> WHAT IS NEEDED:
Looking at the data below, state how many lines contain "title". No other words are wanted.
■ ■ ■ ■
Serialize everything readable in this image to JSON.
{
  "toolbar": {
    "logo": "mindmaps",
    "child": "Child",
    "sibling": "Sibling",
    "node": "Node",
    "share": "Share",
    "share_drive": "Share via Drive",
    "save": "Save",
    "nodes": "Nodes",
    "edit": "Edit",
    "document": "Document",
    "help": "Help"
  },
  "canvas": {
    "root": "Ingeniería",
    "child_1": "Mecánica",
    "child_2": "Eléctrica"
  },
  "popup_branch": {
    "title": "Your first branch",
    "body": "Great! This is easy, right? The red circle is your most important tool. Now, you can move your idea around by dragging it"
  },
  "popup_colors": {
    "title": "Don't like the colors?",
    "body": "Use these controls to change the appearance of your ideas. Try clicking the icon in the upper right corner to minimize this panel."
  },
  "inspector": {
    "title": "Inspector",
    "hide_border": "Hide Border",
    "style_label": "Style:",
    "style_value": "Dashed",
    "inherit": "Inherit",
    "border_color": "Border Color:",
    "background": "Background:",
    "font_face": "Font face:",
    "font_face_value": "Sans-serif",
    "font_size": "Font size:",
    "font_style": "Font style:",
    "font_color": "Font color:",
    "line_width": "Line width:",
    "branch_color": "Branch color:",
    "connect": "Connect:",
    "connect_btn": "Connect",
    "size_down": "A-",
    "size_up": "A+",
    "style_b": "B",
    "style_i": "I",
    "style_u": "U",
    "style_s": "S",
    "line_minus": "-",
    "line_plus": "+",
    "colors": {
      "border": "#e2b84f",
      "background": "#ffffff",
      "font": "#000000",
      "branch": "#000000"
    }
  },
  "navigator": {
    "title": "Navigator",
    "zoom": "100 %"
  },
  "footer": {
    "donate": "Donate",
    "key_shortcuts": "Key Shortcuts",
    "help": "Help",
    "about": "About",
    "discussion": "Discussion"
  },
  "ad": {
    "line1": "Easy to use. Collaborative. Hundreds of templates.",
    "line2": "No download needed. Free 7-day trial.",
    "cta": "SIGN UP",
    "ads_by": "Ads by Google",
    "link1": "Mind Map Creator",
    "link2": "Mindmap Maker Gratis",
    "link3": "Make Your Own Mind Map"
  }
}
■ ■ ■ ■
> EXPECTED OUTPUT:
4